One who breaks security on a system. Coined ca. 1985 by hackers in defense against journalistic misuse of hacker (q.v., sense 8). An earlier attempt to establish worm in this sense around 1981--82 on Usenet was largely a failure.

Use of both these neologisms reflects a strong revulsion against the theft and vandalism perpetrated by cracking rings. The neologism “cracker” in this sense may have been influenced not so much by the term “safe-cracker” as by the non-jargon term “cracker”, which in Middle English meant an obnoxious person (e.g., “What cracker is this same that deafs our ears / With this abundance of superfluous breath?” — Shakespeare's King John, Act II, Scene I) and in modern colloquial American English survives as a barely gentler synonym for “white trash”.

While it is expected that any real hacker will have done some playful cracking and knows many of the basic techniques, anyone past larval stage is expected to have outgrown the desire to do so except for immediate, benign, practical reasons (for example, if it's necessary to get around some security in order to get some work done).

Thus, there is far less overlap between hackerdom and crackerdom than the mundane reader misled by sensationalistic journalism might expect.

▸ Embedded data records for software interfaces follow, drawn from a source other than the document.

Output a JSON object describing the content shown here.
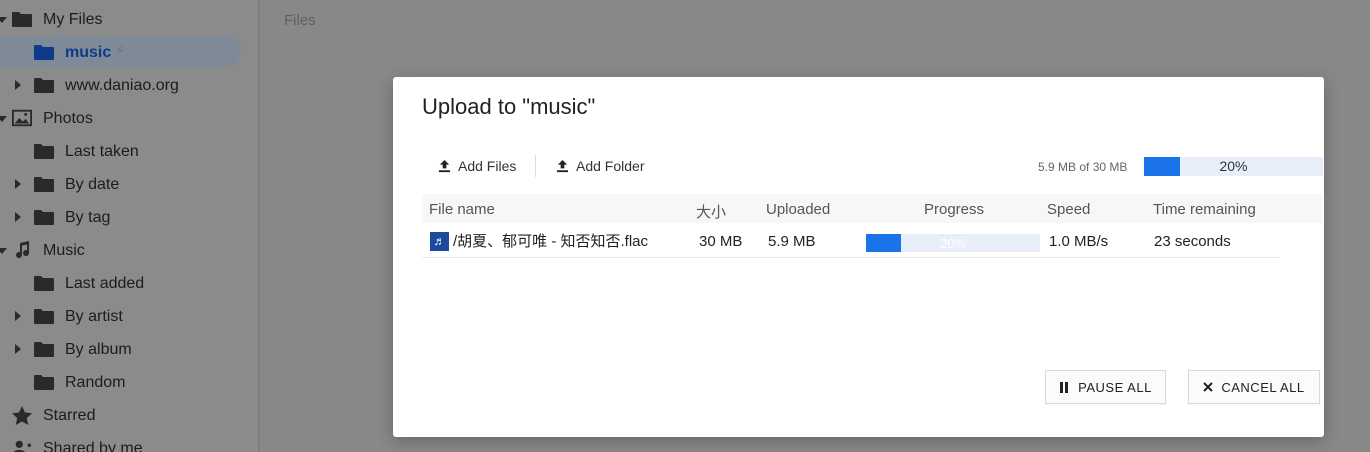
{
  "sidebar": {
    "items": [
      {
        "label": "My Files",
        "icon": "folder-icon",
        "caret": "down"
      },
      {
        "label": "music",
        "icon": "folder-icon",
        "caret": "",
        "selected": true,
        "badge_icon": "bolt-icon"
      },
      {
        "label": "www.daniao.org",
        "icon": "folder-icon",
        "caret": "right"
      },
      {
        "label": "Photos",
        "icon": "image-icon",
        "caret": "down"
      },
      {
        "label": "Last taken",
        "icon": "folder-icon",
        "caret": ""
      },
      {
        "label": "By date",
        "icon": "folder-icon",
        "caret": "right"
      },
      {
        "label": "By tag",
        "icon": "folder-icon",
        "caret": "right"
      },
      {
        "label": "Music",
        "icon": "music-note-icon",
        "caret": "down"
      },
      {
        "label": "Last added",
        "icon": "folder-icon",
        "caret": ""
      },
      {
        "label": "By artist",
        "icon": "folder-icon",
        "caret": "right"
      },
      {
        "label": "By album",
        "icon": "folder-icon",
        "caret": "right"
      },
      {
        "label": "Random",
        "icon": "folder-icon",
        "caret": ""
      },
      {
        "label": "Starred",
        "icon": "star-icon",
        "caret": ""
      },
      {
        "label": "Shared by me",
        "icon": "share-person-icon",
        "caret": ""
      }
    ]
  },
  "main": {
    "title": "Files"
  },
  "dialog": {
    "title": "Upload to \"music\"",
    "add_files_label": "Add Files",
    "add_folder_label": "Add Folder",
    "total_text": "5.9 MB of 30 MB",
    "total_progress": 0.2,
    "total_percent_label": "20%",
    "columns": {
      "name": "File name",
      "size": "大小",
      "uploaded": "Uploaded",
      "progress": "Progress",
      "speed": "Speed",
      "remaining": "Time remaining"
    },
    "rows": [
      {
        "icon": "audio-file-icon",
        "name": "/胡夏、郁可唯 - 知否知否.flac",
        "size": "30 MB",
        "uploaded": "5.9 MB",
        "progress": 0.2,
        "progress_label": "20%",
        "speed": "1.0 MB/s",
        "remaining": "23 seconds"
      }
    ],
    "pause_all_label": "PAUSE ALL",
    "cancel_all_label": "CANCEL ALL"
  },
  "colors": {
    "accent": "#1a73e8",
    "progress_track": "#e8eefa",
    "overlay": "#888888"
  }
}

Crackers tend to gather in small, tight-knit, very secretive groups that have little overlap with the huge, open poly-culture this lexicon describes; though crackers often like to describe themselves as hackers, most true hackers consider them a separate and lower form of life. An easy way for outsiders to spot the difference is that crackers use grandiose screen names that conceal their identities. Hackers never do this; they only rarely use noms de guerre at all, and when they do it is for display rather than concealment.

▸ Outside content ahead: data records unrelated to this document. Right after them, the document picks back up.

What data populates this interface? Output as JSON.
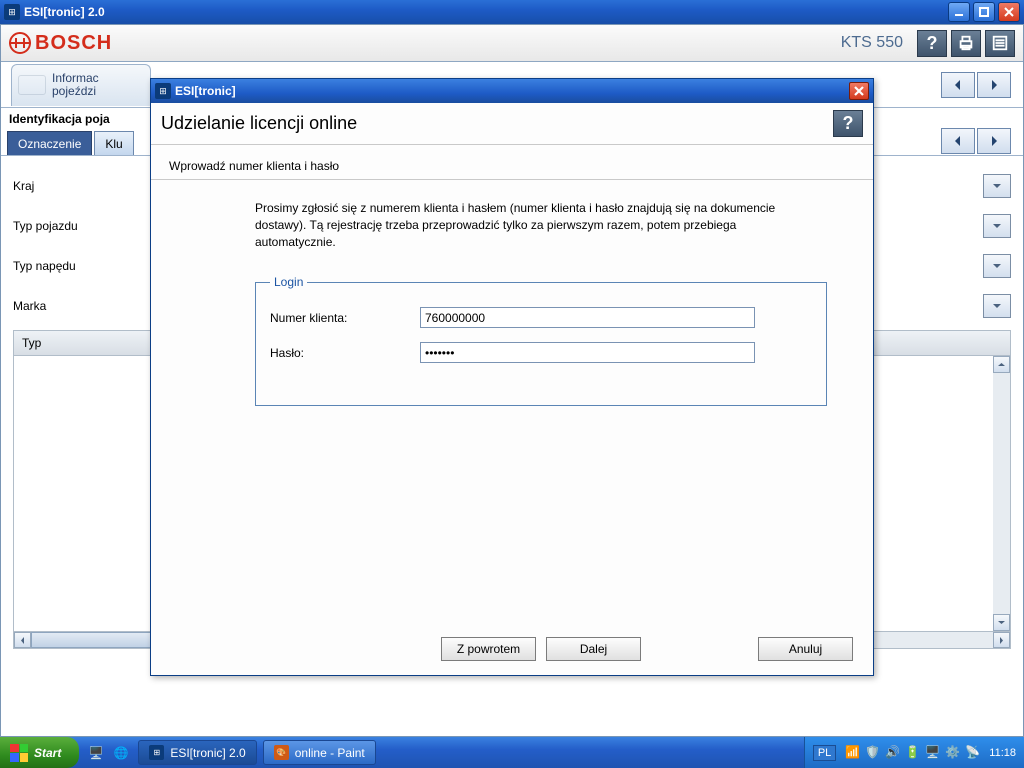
{
  "outerWindow": {
    "title": "ESI[tronic] 2.0"
  },
  "header": {
    "brand": "BOSCH",
    "device": "KTS 550"
  },
  "tabs": {
    "main_0_l1": "Informac",
    "main_0_l2": "pojeździ"
  },
  "subBar": "Identyfikacja poja",
  "smallTabs": {
    "t0": "Oznaczenie",
    "t1": "Klu"
  },
  "form": {
    "kraj": "Kraj",
    "typPojazdu": "Typ pojazdu",
    "typNapedu": "Typ napędu",
    "marka": "Marka",
    "typ": "Typ"
  },
  "dialog": {
    "title": "ESI[tronic]",
    "heading": "Udzielanie licencji online",
    "subhead": "Wprowadź numer klienta i hasło",
    "instruction": "Prosimy zgłosić się z numerem klienta i hasłem (numer klienta i hasło znajdują się na dokumencie dostawy). Tą rejestrację trzeba przeprowadzić tylko za pierwszym razem, potem przebiega automatycznie.",
    "legend": "Login",
    "numerLabel": "Numer klienta:",
    "numerValue": "760000000",
    "hasloLabel": "Hasło:",
    "hasloValue": "•••••••",
    "btnBack": "Z powrotem",
    "btnNext": "Dalej",
    "btnCancel": "Anuluj"
  },
  "taskbar": {
    "start": "Start",
    "task0": "ESI[tronic] 2.0",
    "task1": "online - Paint",
    "lang": "PL",
    "clock": "11:18"
  }
}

Ethical considerations aside, hackers figure that anyone who can't imagine a more interesting way to play with their computers than breaking into someone else's has to be pretty losing. Some other reasons crackers are looked down on are discussed in the entries on cracking and phreaking. See also samurai, dark-side hacker, and hacker ethic. For a portrait of the typical teenage cracker, see warez d00dz.